We have five dogs. Which I realize make us crazy dog people. We’re fine with that. In fact I can’t think of a description that would mean more.

Yesterday afternoon we found out that soon we’ll only have four. Our eldest dog, Harry, is 16 and has bone cancer. Depending on how fast it spreads he has somewhere between a couple of weeks and a few months.

We adopted Harry from a rescue organization in Chicago one year after we got together as a couple, and one day after we moved into our house. Now we can’t remember what it was like when he wasn't around.

He came to work with us every day and took us through all the highs and lows of owning our own business.
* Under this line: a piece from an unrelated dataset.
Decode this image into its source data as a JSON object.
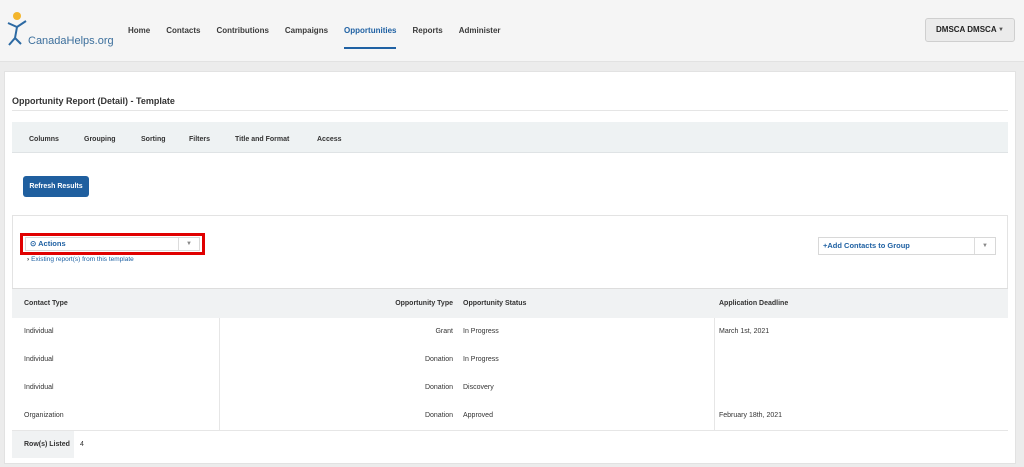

He calmed us when we were anxious, and barked a lot when we we got loud, which always brought us back to earth - a good place to run a business from we realized.

He saved us from a guy who broke into our house one morning while we were asleep, literally chasing him down the stairs and out the door. We made some changes to the locks at home, and then changed all of our network passwords at work. Neither made us feel as safe as Harry’s bark.

He isn’t a perfect dog. The day we brought him home he bit me. Two days later he bit Chris. We found out that he’d been picked up on the South Side of Chicago as an eight month old stray. Someone had tried to turn him into a guard dog and then dumped him on the street when they realized he didn’t have the heart for it.

But their work left an indelible scar on his psyche, and to this day, he fights with his fear that no one is to be trusted - even after fifteen years. Early scars run deep. But the remorse in his eyes whenever that fear gets the better of him is that of a soul who wants only to love and be loved.

I have loved Harry, night and day. Even when he has snapped at me and I’ve been infuriated by his apparent ingratitude for having saved his life.

But I have come to realize that the greatest lesson he has taught me is that how he acts is not always who he wants to be.

I’ve tried to remember that in business and in life. That sometimes fear makes us say and do things that are the exact opposite of what we feel in our heart.

It’s a thought worth remembering the next time something infuriates you.

Because, as I've been shown, there are always two sides to every story.